• SUPPLIED DATA:
______

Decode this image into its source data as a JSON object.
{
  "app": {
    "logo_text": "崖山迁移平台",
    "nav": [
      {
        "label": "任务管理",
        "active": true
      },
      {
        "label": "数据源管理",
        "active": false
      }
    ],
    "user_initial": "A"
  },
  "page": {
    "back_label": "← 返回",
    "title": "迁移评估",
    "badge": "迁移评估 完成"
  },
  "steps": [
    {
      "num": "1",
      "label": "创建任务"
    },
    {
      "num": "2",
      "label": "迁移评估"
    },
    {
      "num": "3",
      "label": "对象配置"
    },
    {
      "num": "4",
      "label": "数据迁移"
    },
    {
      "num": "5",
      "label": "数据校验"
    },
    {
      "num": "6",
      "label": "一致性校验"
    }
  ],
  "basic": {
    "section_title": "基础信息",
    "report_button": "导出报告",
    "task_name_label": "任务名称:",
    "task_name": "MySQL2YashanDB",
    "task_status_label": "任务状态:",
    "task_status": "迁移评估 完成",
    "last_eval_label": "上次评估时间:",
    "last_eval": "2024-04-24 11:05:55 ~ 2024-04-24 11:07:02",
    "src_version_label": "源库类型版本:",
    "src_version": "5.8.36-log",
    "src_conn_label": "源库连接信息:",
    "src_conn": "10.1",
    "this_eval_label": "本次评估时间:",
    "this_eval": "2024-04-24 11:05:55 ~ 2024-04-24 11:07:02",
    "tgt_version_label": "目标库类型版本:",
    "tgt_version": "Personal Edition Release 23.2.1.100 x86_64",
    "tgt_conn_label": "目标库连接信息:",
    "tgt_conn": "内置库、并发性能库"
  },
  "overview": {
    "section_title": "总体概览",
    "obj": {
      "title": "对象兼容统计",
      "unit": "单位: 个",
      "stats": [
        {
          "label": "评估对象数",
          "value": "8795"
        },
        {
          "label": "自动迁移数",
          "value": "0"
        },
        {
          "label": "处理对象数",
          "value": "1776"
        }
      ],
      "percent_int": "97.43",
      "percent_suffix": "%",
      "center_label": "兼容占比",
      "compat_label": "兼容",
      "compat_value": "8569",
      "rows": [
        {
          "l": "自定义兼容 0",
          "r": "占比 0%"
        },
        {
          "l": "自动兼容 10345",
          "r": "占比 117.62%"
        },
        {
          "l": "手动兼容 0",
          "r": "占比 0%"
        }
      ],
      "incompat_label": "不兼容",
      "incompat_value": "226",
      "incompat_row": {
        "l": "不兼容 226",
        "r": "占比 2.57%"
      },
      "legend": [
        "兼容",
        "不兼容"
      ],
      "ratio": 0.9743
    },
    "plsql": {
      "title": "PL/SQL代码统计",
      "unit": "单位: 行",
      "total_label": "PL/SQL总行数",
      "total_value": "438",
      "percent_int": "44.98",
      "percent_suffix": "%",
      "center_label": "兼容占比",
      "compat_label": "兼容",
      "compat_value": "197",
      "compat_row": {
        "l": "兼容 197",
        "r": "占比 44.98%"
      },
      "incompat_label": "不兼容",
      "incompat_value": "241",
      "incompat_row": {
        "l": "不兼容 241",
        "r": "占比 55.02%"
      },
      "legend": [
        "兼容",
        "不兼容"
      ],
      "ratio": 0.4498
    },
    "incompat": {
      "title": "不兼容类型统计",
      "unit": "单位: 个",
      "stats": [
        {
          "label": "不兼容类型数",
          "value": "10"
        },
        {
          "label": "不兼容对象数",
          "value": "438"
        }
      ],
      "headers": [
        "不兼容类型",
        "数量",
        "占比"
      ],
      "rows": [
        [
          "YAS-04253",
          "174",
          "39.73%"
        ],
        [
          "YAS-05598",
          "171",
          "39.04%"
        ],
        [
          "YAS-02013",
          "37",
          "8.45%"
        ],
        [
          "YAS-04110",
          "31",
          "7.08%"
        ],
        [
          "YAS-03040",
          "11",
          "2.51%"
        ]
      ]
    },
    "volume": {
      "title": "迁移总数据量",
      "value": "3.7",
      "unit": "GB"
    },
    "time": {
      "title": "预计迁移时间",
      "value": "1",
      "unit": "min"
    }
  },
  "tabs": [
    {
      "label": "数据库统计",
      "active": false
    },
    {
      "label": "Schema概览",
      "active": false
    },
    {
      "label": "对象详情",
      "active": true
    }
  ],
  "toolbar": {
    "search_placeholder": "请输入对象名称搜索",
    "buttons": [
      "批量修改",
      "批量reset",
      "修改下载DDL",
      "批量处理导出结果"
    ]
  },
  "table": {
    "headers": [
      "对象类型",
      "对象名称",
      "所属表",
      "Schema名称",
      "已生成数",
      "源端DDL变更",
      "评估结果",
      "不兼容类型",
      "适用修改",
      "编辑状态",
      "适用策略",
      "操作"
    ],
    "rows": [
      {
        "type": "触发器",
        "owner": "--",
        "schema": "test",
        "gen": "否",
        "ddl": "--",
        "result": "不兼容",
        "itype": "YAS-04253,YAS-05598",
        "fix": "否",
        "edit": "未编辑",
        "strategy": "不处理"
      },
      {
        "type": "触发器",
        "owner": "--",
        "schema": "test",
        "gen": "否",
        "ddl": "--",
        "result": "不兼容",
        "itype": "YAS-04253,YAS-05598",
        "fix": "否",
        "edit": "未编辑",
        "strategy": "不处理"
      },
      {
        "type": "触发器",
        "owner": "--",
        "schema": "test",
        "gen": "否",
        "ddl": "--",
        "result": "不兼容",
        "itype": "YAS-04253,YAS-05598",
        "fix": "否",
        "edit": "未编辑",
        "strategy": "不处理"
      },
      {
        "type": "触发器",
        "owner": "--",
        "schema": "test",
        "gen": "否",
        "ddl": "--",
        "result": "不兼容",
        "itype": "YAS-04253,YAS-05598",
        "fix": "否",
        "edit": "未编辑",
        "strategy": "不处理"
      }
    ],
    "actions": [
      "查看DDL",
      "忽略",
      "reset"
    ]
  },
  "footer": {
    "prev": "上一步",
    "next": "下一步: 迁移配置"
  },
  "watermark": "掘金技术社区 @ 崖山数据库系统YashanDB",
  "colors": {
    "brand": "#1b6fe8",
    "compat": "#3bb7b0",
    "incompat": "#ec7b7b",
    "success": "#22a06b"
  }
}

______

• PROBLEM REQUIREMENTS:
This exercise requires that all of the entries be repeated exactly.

• THE COMPLETED TASK:
Decode this image into its source data as a JSON object.
{
  "app": {
    "logo_text": "崖山迁移平台",
    "nav": [
      {
        "label": "任务管理",
        "active": true
      },
      {
        "label": "数据源管理",
        "active": false
      }
    ],
    "user_initial": "A"
  },
  "page": {
    "back_label": "← 返回",
    "title": "迁移评估",
    "badge": "迁移评估 完成"
  },
  "steps": [
    {
      "num": "1",
      "label": "创建任务"
    },
    {
      "num": "2",
      "label": "迁移评估"
    },
    {
      "num": "3",
      "label": "对象配置"
    },
    {
      "num": "4",
      "label": "数据迁移"
    },
    {
      "num": "5",
      "label": "数据校验"
    },
    {
      "num": "6",
      "label": "一致性校验"
    }
  ],
  "basic": {
    "section_title": "基础信息",
    "report_button": "导出报告",
    "task_name_label": "任务名称:",
    "task_name": "MySQL2YashanDB",
    "task_status_label": "任务状态:",
    "task_status": "迁移评估 完成",
    "last_eval_label": "上次评估时间:",
    "last_eval": "2024-04-24 11:05:55 ~ 2024-04-24 11:07:02",
    "src_version_label": "源库类型版本:",
    "src_version": "5.8.36-log",
    "src_conn_label": "源库连接信息:",
    "src_conn": "10.1",
    "this_eval_label": "本次评估时间:",
    "this_eval": "2024-04-24 11:05:55 ~ 2024-04-24 11:07:02",
    "tgt_version_label": "目标库类型版本:",
    "tgt_version": "Personal Edition Release 23.2.1.100 x86_64",
    "tgt_conn_label": "目标库连接信息:",
    "tgt_conn": "内置库、并发性能库"
  },
  "overview": {
    "section_title": "总体概览",
    "obj": {
      "title": "对象兼容统计",
      "unit": "单位: 个",
      "stats": [
        {
          "label": "评估对象数",
          "value": "8795"
        },
        {
          "label": "自动迁移数",
          "value": "0"
        },
        {
          "label": "处理对象数",
          "value": "1776"
        }
      ],
      "percent_int": "97.43",
      "percent_suffix": "%",
      "center_label": "兼容占比",
      "compat_label": "兼容",
      "compat_value": "8569",
      "rows": [
        {
          "l": "自定义兼容 0",
          "r": "占比 0%"
        },
        {
          "l": "自动兼容 10345",
          "r": "占比 117.62%"
        },
        {
          "l": "手动兼容 0",
          "r": "占比 0%"
        }
      ],
      "incompat_label": "不兼容",
      "incompat_value": "226",
      "incompat_row": {
        "l": "不兼容 226",
        "r": "占比 2.57%"
      },
      "legend": [
        "兼容",
        "不兼容"
      ],
      "ratio": 0.9743
    },
    "plsql": {
      "title": "PL/SQL代码统计",
      "unit": "单位: 行",
      "total_label": "PL/SQL总行数",
      "total_value": "438",
      "percent_int": "44.98",
      "percent_suffix": "%",
      "center_label": "兼容占比",
      "compat_label": "兼容",
      "compat_value": "197",
      "compat_row": {
        "l": "兼容 197",
        "r": "占比 44.98%"
      },
      "incompat_label": "不兼容",
      "incompat_value": "241",
      "incompat_row": {
        "l": "不兼容 241",
        "r": "占比 55.02%"
      },
      "legend": [
        "兼容",
        "不兼容"
      ],
      "ratio": 0.4498
    },
    "incompat": {
      "title": "不兼容类型统计",
      "unit": "单位: 个",
      "stats": [
        {
          "label": "不兼容类型数",
          "value": "10"
        },
        {
          "label": "不兼容对象数",
          "value": "438"
        }
      ],
      "headers": [
        "不兼容类型",
        "数量",
        "占比"
      ],
      "rows": [
        [
          "YAS-04253",
          "174",
          "39.73%"
        ],
        [
          "YAS-05598",
          "171",
          "39.04%"
        ],
        [
          "YAS-02013",
          "37",
          "8.45%"
        ],
        [
          "YAS-04110",
          "31",
          "7.08%"
        ],
        [
          "YAS-03040",
          "11",
          "2.51%"
        ]
      ]
    },
    "volume": {
      "title": "迁移总数据量",
      "value": "3.7",
      "unit": "GB"
    },
    "time": {
      "title": "预计迁移时间",
      "value": "1",
      "unit": "min"
    }
  },
  "tabs": [
    {
      "label": "数据库统计",
      "active": false
    },
    {
      "label": "Schema概览",
      "active": false
    },
    {
      "label": "对象详情",
      "active": true
    }
  ],
  "toolbar": {
    "search_placeholder": "请输入对象名称搜索",
    "buttons": [
      "批量修改",
      "批量reset",
      "修改下载DDL",
      "批量处理导出结果"
    ]
  },
  "table": {
    "headers": [
      "对象类型",
      "对象名称",
      "所属表",
      "Schema名称",
      "已生成数",
      "源端DDL变更",
      "评估结果",
      "不兼容类型",
      "适用修改",
      "编辑状态",
      "适用策略",
      "操作"
    ],
    "rows": [
      {
        "type": "触发器",
        "owner": "--",
        "schema": "test",
        "gen": "否",
        "ddl": "--",
        "result": "不兼容",
        "itype": "YAS-04253,YAS-05598",
        "fix": "否",
        "edit": "未编辑",
        "strategy": "不处理"
      },
      {
        "type": "触发器",
        "owner": "--",
        "schema": "test",
        "gen": "否",
        "ddl": "--",
        "result": "不兼容",
        "itype": "YAS-04253,YAS-05598",
        "fix": "否",
        "edit": "未编辑",
        "strategy": "不处理"
      },
      {
        "type": "触发器",
        "owner": "--",
        "schema": "test",
        "gen": "否",
        "ddl": "--",
        "result": "不兼容",
        "itype": "YAS-04253,YAS-05598",
        "fix": "否",
        "edit": "未编辑",
        "strategy": "不处理"
      },
      {
        "type": "触发器",
        "owner": "--",
        "schema": "test",
        "gen": "否",
        "ddl": "--",
        "result": "不兼容",
        "itype": "YAS-04253,YAS-05598",
        "fix": "否",
        "edit": "未编辑",
        "strategy": "不处理"
      }
    ],
    "actions": [
      "查看DDL",
      "忽略",
      "reset"
    ]
  },
  "footer": {
    "prev": "上一步",
    "next": "下一步: 迁移配置"
  },
  "watermark": "掘金技术社区 @ 崖山数据库系统YashanDB",
  "colors": {
    "brand": "#1b6fe8",
    "compat": "#3bb7b0",
    "incompat": "#ec7b7b",
    "success": "#22a06b"
  }
}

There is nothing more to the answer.